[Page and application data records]
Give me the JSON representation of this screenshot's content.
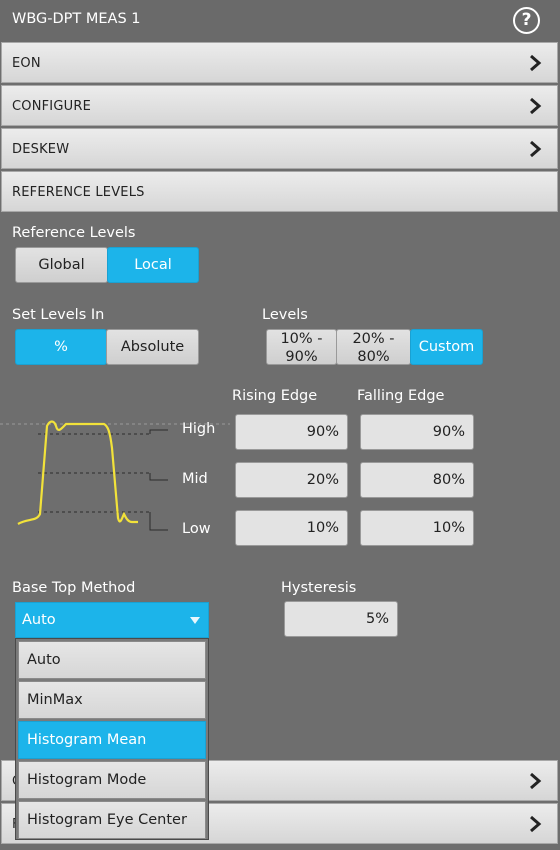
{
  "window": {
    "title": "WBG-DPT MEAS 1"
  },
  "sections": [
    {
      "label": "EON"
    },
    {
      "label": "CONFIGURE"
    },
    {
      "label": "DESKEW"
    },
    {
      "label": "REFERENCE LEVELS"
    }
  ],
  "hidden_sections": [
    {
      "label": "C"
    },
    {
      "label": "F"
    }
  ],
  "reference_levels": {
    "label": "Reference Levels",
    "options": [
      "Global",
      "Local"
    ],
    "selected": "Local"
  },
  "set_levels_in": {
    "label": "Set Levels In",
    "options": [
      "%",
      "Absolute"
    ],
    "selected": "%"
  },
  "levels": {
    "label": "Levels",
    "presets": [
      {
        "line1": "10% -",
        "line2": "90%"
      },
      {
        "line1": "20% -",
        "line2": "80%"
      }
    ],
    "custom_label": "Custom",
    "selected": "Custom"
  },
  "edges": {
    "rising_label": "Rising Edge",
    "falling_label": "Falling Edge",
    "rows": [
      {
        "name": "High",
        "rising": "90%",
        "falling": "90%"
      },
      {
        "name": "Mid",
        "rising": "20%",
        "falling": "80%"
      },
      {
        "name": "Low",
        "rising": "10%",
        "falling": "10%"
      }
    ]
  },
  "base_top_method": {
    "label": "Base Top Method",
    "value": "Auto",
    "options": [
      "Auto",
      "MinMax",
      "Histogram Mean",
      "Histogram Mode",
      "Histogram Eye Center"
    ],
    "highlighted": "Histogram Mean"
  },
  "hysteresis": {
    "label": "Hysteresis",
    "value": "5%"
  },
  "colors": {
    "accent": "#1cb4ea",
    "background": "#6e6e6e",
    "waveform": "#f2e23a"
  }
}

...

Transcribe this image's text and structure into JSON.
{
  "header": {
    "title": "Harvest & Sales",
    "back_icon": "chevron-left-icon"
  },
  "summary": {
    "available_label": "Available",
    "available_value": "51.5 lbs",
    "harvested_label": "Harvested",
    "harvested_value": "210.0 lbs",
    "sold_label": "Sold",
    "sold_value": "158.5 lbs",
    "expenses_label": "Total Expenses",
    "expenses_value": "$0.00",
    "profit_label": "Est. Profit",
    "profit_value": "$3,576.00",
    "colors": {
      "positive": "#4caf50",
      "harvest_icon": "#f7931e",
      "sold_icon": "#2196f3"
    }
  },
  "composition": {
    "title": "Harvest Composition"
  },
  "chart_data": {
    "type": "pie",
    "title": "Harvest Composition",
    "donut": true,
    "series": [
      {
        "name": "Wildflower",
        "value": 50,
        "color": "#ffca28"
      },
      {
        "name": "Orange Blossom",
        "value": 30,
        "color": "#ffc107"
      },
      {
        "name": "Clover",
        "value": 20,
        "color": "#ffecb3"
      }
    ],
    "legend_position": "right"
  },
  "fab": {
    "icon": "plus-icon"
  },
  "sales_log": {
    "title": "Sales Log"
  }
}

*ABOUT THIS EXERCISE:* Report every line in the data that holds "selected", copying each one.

*SOLUTION FOR THIS TASK:*
    "selected": "Local"
    "selected": "%"
    "selected": "Custom"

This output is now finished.